by Robyn Brody, Blue Stars member
The hardest thing in writing anything is figuring out how to start. My problem is a little bit more complex because my particular subject is something that I can’t stop thinking about, so how do I just stop thinking and start writing? Well, I guess you want to know who I am and what it is I’m supposed to be writing about. That’s where I’ll begin.
My name is Robyn Brody, and the most important part of my identity for the purposes of this memoir is that I am a member of the Blue Stars Drum and Bugle Corps of La Crosse, Wis. If you’re familiar with drum corps, you’ll understand why that is such a huge part of my identity. If you’re not, then hopefully by the end of this you’ll have a little bit of an idea.
This will be my third year with the corps as a member of the mellophone section. I drove 2000 miles in May of 2002 with no idea what I was getting into, and now I’m hooked. I even moved to Madison in part so I could be close to the family I so quickly acquired. I am a transfer music education student at the University of Wisconsin-Madison. That’s just a little background information. The real point of this is to give all of you an idea of what occurred at the corps’ third gathering of the season. It was quite a weekend for me.
First off, let me point out that it was all of about, mmmm, ZERO degrees outside in Minnesota where the camp was held. Needless to say we held visual blocks inside! It all started out pretty typical — check in with the Furlano brothers (if you don’t know who they are, let me just say that if they are of the highest ranking of Blue Stars Royalty if there exists such a thing). There were lots of big hugs, names and excitement exchanged. After a quick meeting with the corps director, it was off to sectionals! The brass line was herded off across the parking lot. This is where the first really cool moment occurred, for me at least. After a nice long warm up, we began our repertoire with a Chorale in our brass packet that we have focused on in past camps. It’s quite beautiful, and standing in that church, with silver bugles reaching far out on either side of me as far as my peripheral vision could see, I felt a little bit of awe as the echoes of our resolved chord shimmered in the air. I guessed it was then that it really dawned on me that this brass line has a special chemistry already. Little did I know that before the conclusion of camp, I would see this property (whatever it is that defines chemistry of a group) manifest itself in the corps proper, like a color of the sunset that is impatient to fill the sky with its beauty. It amazed me that it happened so soon, with such a varied and vast group.

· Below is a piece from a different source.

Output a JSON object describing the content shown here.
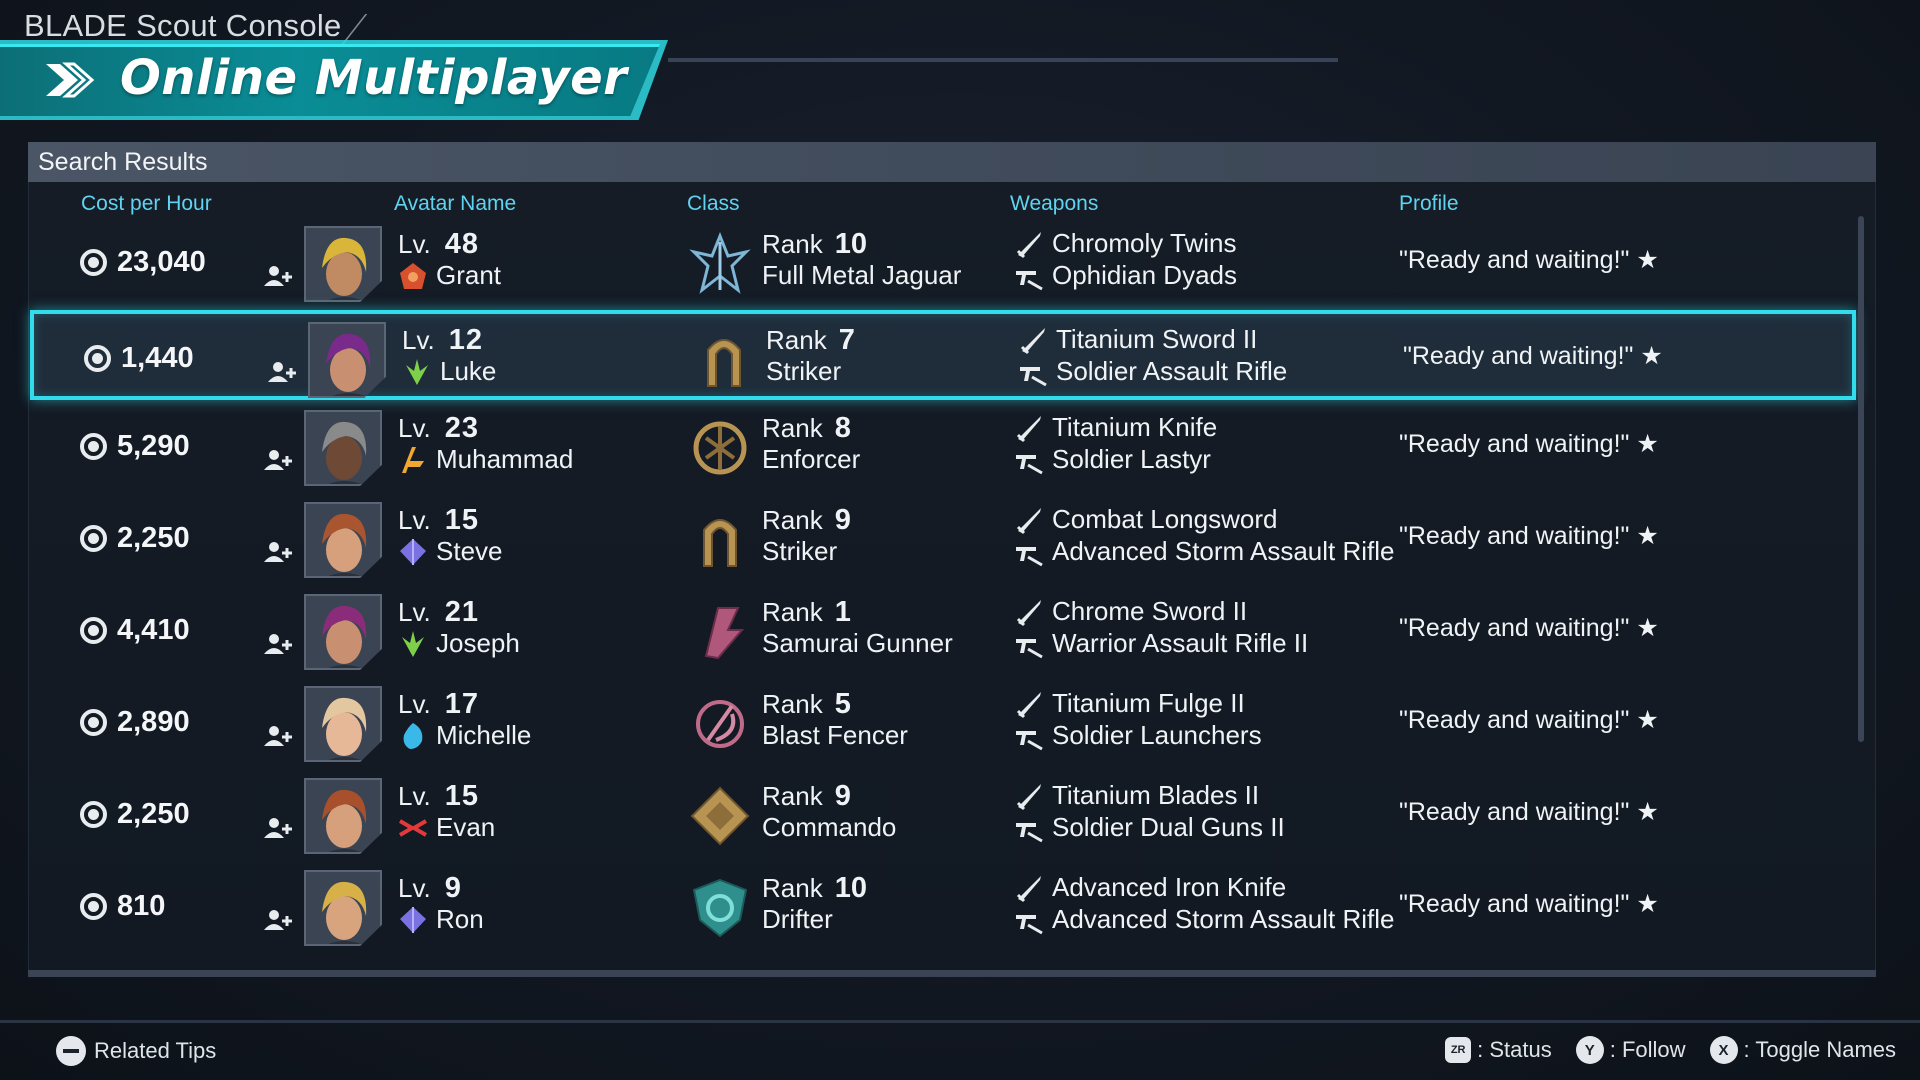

When I awoke on Saturday morning…er, when I eventually dragged myself out of my sleeping bag after a bout of being harassed by a handful of vets for my bed-sluggedness, I was ready to go! At high brass visual, the second really cool moment occurred. I got into the back where I can get a good vantage point, and I was blown away. I could feel the focus and concentration of this portion of the horn line, which also happened to be a third bigger than our entire 2003 horn line. Yeah, I think the only thing that can describe it is…sweet.
I’m skipping some things here. First of all, the horns read America/O Canada and in one night had it sounding good. We learned the ballad in one fell swoop and had ourselves (well, me at least) in near tears every time we played it. Another great moment: uniform fittings. The feel of that particular fabric on my skin, the way I couldn’t help but to stand a little straighter even though I was barefoot and hardly anyone could see me — little reminders of why I keep coming back.
Fast forward to ensemble rehearsal that evening. Finally we had the all the musical entities of the corps together, and all around me I could feel the electricity sparking as we began creating our show. Now, I can’t tell you the names of the pieces, but I will tell you these two things. I play more notes in my opener this year then probably my whole show last season (at least that’s how it seems). And not just notes. I mean crazy kinds of cool notes. And then our ballad is probably one of the most beautiful I’ve ever heard on a drum corps field. That’s all I’m going to say about it for now.
I went to bed feeling deliciously sore all over and exhausted. Unfortunately, I was kept up half the night by the approximately seven people who were snoring louder than I ever thought humanely possible. Alas, the downside of sleeping in a room with your 100 closest friends. Well, attempting to sleep. Of course the next morning I was wrapped tightly in my cocoon for a good half hour after our wake up call. But this was it, our last day together until next camp, and we all knew how excruciating the time between is. We got ready for “show & tell,” where each section performs for the rest of the corps, staff and alumni what they each worked on all weekend. What I appreciated most about our work as a corps was our efficiency and constant forward momentum. We accomplished a great deal of things in a short amount of time, which is a testament not only to the skill of the staff, but the maturity of the members as well. It was then, as we performed together and that invisible web of electricity snaked its way around the room to bind us all together, that I was struck by the sense of how awesome drum corps is. This isn’t the first time this has happened to me, and I’m sure it won’t be the last, but the power of the feeling never lessens.